··· Provided material ···
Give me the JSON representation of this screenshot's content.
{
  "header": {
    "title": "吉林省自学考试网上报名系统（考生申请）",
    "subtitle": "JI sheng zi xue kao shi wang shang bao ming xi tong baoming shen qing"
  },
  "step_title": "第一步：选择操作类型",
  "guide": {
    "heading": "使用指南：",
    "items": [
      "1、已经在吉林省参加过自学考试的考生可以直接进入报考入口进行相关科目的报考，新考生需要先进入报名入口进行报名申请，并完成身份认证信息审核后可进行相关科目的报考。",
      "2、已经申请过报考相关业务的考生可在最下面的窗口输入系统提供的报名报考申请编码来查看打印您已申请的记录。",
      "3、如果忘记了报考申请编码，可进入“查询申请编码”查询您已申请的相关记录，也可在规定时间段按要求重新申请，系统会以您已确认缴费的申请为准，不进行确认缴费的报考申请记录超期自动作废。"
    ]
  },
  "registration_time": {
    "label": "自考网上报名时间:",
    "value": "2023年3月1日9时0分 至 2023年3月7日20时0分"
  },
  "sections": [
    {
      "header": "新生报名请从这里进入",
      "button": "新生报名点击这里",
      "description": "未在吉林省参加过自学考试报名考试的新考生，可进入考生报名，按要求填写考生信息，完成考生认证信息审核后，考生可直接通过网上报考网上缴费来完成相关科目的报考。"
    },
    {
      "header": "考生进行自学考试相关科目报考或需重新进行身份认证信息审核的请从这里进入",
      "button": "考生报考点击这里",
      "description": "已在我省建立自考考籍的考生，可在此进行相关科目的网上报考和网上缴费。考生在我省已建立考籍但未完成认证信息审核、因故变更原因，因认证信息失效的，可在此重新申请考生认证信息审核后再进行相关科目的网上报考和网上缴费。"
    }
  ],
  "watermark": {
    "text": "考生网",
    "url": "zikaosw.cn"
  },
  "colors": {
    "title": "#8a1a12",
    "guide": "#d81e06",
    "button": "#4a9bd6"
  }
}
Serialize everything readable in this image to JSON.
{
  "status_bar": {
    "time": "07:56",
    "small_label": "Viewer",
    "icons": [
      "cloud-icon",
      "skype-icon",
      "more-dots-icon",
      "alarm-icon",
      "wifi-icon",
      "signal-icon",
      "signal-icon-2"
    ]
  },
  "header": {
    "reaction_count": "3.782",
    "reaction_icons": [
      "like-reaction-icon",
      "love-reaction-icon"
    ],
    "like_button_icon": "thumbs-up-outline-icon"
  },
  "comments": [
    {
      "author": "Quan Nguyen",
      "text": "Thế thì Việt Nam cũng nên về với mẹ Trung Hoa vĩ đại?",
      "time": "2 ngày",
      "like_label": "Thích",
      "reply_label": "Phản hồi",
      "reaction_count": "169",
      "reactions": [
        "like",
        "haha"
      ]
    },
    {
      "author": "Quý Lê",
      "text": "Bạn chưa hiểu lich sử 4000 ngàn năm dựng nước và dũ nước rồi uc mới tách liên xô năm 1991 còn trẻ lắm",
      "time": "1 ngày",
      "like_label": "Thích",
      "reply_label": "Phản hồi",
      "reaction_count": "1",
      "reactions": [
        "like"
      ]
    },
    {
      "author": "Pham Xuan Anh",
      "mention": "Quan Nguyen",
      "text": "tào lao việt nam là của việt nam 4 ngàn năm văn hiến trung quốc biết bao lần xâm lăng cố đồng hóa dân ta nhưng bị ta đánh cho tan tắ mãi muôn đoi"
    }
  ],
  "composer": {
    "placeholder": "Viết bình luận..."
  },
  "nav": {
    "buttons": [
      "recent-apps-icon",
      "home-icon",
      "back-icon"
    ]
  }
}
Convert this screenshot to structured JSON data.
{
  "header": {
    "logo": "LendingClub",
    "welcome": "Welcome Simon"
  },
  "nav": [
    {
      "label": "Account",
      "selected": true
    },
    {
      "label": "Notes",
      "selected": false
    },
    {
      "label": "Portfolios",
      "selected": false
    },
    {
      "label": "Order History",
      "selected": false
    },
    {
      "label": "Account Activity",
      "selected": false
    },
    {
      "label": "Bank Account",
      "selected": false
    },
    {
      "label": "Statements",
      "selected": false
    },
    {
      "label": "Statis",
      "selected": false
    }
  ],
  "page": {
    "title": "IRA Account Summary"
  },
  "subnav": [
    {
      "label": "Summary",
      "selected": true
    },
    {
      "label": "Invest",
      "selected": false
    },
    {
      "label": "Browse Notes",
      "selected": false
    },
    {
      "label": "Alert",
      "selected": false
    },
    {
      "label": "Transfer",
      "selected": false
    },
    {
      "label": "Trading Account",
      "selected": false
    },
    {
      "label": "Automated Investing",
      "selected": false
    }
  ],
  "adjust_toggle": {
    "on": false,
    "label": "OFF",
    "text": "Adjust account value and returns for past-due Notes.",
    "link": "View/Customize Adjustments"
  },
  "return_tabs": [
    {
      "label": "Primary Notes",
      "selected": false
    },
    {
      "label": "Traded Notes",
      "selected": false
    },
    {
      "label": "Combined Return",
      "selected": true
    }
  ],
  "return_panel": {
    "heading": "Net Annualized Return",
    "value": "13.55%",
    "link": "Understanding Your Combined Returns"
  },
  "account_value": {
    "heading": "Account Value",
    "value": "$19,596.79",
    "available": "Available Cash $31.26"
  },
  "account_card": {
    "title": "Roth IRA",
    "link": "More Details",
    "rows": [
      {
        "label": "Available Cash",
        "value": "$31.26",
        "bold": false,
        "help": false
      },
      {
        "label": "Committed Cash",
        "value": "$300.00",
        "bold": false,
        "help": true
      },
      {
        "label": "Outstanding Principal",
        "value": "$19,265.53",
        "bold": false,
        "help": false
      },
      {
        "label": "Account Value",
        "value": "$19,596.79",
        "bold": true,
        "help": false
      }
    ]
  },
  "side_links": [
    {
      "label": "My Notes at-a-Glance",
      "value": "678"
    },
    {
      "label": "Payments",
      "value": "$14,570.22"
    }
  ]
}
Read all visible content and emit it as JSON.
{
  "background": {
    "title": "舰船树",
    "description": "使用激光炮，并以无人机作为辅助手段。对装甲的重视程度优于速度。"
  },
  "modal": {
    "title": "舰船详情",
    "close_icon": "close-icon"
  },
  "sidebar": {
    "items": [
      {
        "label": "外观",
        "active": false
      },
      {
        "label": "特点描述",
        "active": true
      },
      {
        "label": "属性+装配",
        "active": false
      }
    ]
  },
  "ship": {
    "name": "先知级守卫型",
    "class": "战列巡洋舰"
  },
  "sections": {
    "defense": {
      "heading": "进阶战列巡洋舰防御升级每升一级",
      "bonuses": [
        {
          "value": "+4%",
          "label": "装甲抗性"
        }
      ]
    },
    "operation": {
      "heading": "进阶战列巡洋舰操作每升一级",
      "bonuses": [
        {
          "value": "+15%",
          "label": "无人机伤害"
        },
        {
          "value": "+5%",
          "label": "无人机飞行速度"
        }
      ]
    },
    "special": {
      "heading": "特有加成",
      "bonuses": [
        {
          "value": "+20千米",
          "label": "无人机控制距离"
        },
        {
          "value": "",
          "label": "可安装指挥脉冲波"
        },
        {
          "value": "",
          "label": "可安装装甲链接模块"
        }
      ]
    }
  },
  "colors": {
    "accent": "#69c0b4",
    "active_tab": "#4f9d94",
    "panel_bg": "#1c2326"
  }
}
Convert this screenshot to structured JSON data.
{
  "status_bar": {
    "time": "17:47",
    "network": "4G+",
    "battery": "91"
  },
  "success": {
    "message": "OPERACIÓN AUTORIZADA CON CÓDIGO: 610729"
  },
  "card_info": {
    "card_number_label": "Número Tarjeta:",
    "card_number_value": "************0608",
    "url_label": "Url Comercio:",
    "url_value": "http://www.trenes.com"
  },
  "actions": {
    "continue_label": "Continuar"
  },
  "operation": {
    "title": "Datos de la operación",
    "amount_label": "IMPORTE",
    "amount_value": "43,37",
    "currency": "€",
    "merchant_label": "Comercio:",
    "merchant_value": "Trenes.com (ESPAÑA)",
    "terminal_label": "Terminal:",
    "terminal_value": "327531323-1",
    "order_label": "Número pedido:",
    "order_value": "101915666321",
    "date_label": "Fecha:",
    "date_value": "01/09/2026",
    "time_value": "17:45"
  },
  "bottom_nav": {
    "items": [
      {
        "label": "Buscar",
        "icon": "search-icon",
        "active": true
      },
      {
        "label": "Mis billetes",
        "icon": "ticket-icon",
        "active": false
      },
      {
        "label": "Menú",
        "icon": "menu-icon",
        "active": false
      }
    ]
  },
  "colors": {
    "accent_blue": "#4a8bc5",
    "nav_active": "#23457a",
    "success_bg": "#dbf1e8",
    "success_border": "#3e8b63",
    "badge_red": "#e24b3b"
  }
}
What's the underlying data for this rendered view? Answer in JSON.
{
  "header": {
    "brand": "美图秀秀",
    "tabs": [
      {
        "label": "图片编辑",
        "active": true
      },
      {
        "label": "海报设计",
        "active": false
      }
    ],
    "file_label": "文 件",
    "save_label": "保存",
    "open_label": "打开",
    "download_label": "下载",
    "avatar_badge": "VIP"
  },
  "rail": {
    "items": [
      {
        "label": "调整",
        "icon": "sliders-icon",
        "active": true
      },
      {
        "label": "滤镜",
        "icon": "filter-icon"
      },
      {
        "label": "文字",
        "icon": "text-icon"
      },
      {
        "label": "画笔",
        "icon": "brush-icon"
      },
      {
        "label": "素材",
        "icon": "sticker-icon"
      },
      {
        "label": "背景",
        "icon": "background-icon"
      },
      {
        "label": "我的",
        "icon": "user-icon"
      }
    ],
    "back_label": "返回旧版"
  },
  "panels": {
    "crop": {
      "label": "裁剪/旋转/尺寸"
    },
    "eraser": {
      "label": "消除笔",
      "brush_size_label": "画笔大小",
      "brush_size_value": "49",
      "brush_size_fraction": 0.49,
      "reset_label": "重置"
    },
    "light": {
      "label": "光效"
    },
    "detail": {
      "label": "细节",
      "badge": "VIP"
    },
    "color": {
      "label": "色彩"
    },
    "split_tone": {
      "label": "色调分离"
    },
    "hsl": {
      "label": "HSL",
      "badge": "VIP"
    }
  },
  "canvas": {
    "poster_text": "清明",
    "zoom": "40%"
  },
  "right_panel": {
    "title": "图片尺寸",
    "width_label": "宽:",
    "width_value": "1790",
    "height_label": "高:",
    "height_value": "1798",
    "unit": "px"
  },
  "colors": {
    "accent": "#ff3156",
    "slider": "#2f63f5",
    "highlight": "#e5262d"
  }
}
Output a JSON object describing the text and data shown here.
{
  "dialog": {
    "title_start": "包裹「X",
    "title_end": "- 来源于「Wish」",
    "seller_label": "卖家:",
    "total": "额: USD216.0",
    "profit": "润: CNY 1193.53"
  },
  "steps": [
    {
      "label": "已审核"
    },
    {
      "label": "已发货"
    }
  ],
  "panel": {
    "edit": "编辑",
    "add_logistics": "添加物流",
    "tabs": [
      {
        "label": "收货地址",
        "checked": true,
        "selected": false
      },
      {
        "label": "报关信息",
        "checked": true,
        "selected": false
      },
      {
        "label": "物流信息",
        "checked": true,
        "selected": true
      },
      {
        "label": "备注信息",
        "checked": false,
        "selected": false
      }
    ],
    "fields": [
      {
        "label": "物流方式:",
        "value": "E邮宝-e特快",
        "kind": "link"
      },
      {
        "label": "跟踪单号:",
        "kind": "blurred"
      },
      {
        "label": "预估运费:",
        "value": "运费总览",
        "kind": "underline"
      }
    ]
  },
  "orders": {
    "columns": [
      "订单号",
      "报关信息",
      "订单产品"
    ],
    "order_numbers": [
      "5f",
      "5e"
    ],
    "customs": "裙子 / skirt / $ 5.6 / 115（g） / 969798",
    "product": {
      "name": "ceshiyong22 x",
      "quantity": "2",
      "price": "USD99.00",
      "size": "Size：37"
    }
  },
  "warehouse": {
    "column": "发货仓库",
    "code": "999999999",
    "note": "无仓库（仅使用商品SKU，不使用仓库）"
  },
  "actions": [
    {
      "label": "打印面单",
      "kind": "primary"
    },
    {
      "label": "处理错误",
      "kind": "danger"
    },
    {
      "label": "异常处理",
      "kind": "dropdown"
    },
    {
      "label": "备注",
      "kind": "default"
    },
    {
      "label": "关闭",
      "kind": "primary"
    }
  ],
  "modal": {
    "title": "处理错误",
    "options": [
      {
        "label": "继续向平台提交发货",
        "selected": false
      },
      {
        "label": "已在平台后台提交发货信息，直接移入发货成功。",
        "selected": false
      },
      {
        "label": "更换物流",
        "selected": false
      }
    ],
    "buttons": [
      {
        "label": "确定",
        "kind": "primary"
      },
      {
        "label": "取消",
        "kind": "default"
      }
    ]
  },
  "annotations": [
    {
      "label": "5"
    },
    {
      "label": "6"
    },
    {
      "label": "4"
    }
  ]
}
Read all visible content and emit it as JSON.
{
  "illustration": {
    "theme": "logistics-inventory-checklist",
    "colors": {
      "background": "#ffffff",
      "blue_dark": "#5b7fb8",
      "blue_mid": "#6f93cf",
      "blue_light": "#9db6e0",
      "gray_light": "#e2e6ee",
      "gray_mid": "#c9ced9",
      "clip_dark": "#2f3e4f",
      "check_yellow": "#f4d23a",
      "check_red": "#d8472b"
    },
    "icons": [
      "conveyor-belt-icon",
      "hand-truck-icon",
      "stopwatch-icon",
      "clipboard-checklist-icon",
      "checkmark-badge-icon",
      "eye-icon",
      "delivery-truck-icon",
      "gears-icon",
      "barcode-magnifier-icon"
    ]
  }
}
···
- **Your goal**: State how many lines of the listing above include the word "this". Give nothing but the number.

- **Task output**: 5